Retype all of the records precisely.

####################

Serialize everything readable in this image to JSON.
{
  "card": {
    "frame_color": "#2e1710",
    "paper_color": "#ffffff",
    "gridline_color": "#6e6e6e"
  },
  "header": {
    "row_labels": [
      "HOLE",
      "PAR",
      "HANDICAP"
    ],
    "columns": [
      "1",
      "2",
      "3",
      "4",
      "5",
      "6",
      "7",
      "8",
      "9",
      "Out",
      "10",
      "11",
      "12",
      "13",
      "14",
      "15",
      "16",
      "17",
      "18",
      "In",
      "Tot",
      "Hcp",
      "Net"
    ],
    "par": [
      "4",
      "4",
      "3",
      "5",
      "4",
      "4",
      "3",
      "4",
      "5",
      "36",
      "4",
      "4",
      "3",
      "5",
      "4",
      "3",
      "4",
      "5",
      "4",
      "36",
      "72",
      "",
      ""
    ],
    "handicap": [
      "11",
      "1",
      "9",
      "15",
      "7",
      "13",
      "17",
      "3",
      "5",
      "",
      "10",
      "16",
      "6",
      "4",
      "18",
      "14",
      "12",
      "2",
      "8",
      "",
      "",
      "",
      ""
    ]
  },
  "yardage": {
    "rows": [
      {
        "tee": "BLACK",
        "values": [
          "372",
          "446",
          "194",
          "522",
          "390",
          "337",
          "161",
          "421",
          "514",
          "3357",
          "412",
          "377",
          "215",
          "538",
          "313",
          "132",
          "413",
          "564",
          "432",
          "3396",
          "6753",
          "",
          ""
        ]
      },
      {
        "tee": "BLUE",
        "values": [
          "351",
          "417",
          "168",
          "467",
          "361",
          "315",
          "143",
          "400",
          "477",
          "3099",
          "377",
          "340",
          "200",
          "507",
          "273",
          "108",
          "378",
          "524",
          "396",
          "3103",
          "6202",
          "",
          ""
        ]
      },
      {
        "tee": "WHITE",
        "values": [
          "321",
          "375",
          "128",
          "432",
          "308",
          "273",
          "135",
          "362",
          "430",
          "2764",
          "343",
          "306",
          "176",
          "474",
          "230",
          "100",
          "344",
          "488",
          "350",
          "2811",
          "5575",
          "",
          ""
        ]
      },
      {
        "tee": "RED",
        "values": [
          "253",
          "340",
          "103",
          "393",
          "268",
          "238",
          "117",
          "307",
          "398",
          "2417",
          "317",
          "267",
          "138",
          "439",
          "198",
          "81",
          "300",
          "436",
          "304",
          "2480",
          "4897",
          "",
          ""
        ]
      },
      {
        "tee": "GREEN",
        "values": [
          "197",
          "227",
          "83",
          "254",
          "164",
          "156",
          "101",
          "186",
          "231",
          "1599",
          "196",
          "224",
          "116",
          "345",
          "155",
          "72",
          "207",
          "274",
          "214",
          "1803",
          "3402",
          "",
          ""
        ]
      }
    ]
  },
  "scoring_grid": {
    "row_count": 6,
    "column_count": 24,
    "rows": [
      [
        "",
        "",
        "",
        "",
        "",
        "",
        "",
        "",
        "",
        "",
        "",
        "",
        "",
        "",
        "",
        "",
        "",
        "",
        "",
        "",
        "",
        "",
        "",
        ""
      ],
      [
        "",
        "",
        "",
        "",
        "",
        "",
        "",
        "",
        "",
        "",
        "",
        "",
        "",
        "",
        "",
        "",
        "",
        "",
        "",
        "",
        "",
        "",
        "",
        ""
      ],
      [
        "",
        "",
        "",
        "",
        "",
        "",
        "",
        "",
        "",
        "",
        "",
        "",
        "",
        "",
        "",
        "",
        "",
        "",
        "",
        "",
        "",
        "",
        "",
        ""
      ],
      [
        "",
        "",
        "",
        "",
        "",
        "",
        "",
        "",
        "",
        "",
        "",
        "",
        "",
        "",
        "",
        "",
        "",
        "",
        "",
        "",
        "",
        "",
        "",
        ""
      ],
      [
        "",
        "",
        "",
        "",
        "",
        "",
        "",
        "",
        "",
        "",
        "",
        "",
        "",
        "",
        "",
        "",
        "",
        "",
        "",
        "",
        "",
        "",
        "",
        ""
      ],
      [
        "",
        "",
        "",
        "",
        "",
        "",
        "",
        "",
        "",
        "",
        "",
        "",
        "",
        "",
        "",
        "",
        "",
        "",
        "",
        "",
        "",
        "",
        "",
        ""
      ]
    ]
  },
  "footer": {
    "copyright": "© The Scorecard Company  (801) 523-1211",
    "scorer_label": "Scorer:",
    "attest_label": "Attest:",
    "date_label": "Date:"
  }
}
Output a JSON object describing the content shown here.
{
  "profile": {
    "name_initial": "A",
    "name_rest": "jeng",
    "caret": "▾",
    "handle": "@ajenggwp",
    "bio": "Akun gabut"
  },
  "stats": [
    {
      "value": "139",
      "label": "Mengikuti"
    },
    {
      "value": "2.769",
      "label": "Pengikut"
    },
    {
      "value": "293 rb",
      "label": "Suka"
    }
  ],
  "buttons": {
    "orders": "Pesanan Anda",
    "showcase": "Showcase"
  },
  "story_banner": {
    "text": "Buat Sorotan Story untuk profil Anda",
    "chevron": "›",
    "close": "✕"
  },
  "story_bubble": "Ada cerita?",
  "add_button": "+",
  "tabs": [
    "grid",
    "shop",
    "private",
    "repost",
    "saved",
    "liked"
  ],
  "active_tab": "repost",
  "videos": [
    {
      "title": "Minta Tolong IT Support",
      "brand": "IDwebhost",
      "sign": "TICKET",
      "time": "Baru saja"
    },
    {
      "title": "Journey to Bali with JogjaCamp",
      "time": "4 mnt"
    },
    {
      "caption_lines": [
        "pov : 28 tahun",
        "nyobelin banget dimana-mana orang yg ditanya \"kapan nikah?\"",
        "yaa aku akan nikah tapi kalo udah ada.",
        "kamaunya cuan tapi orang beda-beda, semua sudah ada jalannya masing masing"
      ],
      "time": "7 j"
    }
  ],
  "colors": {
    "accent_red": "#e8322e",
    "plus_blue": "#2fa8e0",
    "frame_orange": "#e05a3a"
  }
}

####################

» **RESPONSE BOX**
Serialize everything readable in this image to JSON.
{
  "card": {
    "frame_color": "#2e1710",
    "paper_color": "#ffffff",
    "gridline_color": "#6e6e6e"
  },
  "header": {
    "row_labels": [
      "HOLE",
      "PAR",
      "HANDICAP"
    ],
    "columns": [
      "1",
      "2",
      "3",
      "4",
      "5",
      "6",
      "7",
      "8",
      "9",
      "Out",
      "10",
      "11",
      "12",
      "13",
      "14",
      "15",
      "16",
      "17",
      "18",
      "In",
      "Tot",
      "Hcp",
      "Net"
    ],
    "par": [
      "4",
      "4",
      "3",
      "5",
      "4",
      "4",
      "3",
      "4",
      "5",
      "36",
      "4",
      "4",
      "3",
      "5",
      "4",
      "3",
      "4",
      "5",
      "4",
      "36",
      "72",
      "",
      ""
    ],
    "handicap": [
      "11",
      "1",
      "9",
      "15",
      "7",
      "13",
      "17",
      "3",
      "5",
      "",
      "10",
      "16",
      "6",
      "4",
      "18",
      "14",
      "12",
      "2",
      "8",
      "",
      "",
      "",
      ""
    ]
  },
  "yardage": {
    "rows": [
      {
        "tee": "BLACK",
        "values": [
          "372",
          "446",
          "194",
          "522",
          "390",
          "337",
          "161",
          "421",
          "514",
          "3357",
          "412",
          "377",
          "215",
          "538",
          "313",
          "132",
          "413",
          "564",
          "432",
          "3396",
          "6753",
          "",
          ""
        ]
      },
      {
        "tee": "BLUE",
        "values": [
          "351",
          "417",
          "168",
          "467",
          "361",
          "315",
          "143",
          "400",
          "477",
          "3099",
          "377",
          "340",
          "200",
          "507",
          "273",
          "108",
          "378",
          "524",
          "396",
          "3103",
          "6202",
          "",
          ""
        ]
      },
      {
        "tee": "WHITE",
        "values": [
          "321",
          "375",
          "128",
          "432",
          "308",
          "273",
          "135",
          "362",
          "430",
          "2764",
          "343",
          "306",
          "176",
          "474",
          "230",
          "100",
          "344",
          "488",
          "350",
          "2811",
          "5575",
          "",
          ""
        ]
      },
      {
        "tee": "RED",
        "values": [
          "253",
          "340",
          "103",
          "393",
          "268",
          "238",
          "117",
          "307",
          "398",
          "2417",
          "317",
          "267",
          "138",
          "439",
          "198",
          "81",
          "300",
          "436",
          "304",
          "2480",
          "4897",
          "",
          ""
        ]
      },
      {
        "tee": "GREEN",
        "values": [
          "197",
          "227",
          "83",
          "254",
          "164",
          "156",
          "101",
          "186",
          "231",
          "1599",
          "196",
          "224",
          "116",
          "345",
          "155",
          "72",
          "207",
          "274",
          "214",
          "1803",
          "3402",
          "",
          ""
        ]
      }
    ]
  },
  "scoring_grid": {
    "row_count": 6,
    "column_count": 24,
    "rows": [
      [
        "",
        "",
        "",
        "",
        "",
        "",
        "",
        "",
        "",
        "",
        "",
        "",
        "",
        "",
        "",
        "",
        "",
        "",
        "",
        "",
        "",
        "",
        "",
        ""
      ],
      [
        "",
        "",
        "",
        "",
        "",
        "",
        "",
        "",
        "",
        "",
        "",
        "",
        "",
        "",
        "",
        "",
        "",
        "",
        "",
        "",
        "",
        "",
        "",
        ""
      ],
      [
        "",
        "",
        "",
        "",
        "",
        "",
        "",
        "",
        "",
        "",
        "",
        "",
        "",
        "",
        "",
        "",
        "",
        "",
        "",
        "",
        "",
        "",
        "",
        ""
      ],
      [
        "",
        "",
        "",
        "",
        "",
        "",
        "",
        "",
        "",
        "",
        "",
        "",
        "",
        "",
        "",
        "",
        "",
        "",
        "",
        "",
        "",
        "",
        "",
        ""
      ],
      [
        "",
        "",
        "",
        "",
        "",
        "",
        "",
        "",
        "",
        "",
        "",
        "",
        "",
        "",
        "",
        "",
        "",
        "",
        "",
        "",
        "",
        "",
        "",
        ""
      ],
      [
        "",
        "",
        "",
        "",
        "",
        "",
        "",
        "",
        "",
        "",
        "",
        "",
        "",
        "",
        "",
        "",
        "",
        "",
        "",
        "",
        "",
        "",
        "",
        ""
      ]
    ]
  },
  "footer": {
    "copyright": "© The Scorecard Company  (801) 523-1211",
    "scorer_label": "Scorer:",
    "attest_label": "Attest:",
    "date_label": "Date:"
  }
}
Output a JSON object describing the content shown here.
{
  "profile": {
    "name_initial": "A",
    "name_rest": "jeng",
    "caret": "▾",
    "handle": "@ajenggwp",
    "bio": "Akun gabut"
  },
  "stats": [
    {
      "value": "139",
      "label": "Mengikuti"
    },
    {
      "value": "2.769",
      "label": "Pengikut"
    },
    {
      "value": "293 rb",
      "label": "Suka"
    }
  ],
  "buttons": {
    "orders": "Pesanan Anda",
    "showcase": "Showcase"
  },
  "story_banner": {
    "text": "Buat Sorotan Story untuk profil Anda",
    "chevron": "›",
    "close": "✕"
  },
  "story_bubble": "Ada cerita?",
  "add_button": "+",
  "tabs": [
    "grid",
    "shop",
    "private",
    "repost",
    "saved",
    "liked"
  ],
  "active_tab": "repost",
  "videos": [
    {
      "title": "Minta Tolong IT Support",
      "brand": "IDwebhost",
      "sign": "TICKET",
      "time": "Baru saja"
    },
    {
      "title": "Journey to Bali with JogjaCamp",
      "time": "4 mnt"
    },
    {
      "caption_lines": [
        "pov : 28 tahun",
        "nyobelin banget dimana-mana orang yg ditanya \"kapan nikah?\"",
        "yaa aku akan nikah tapi kalo udah ada.",
        "kamaunya cuan tapi orang beda-beda, semua sudah ada jalannya masing masing"
      ],
      "time": "7 j"
    }
  ],
  "colors": {
    "accent_red": "#e8322e",
    "plus_blue": "#2fa8e0",
    "frame_orange": "#e05a3a"
  }
}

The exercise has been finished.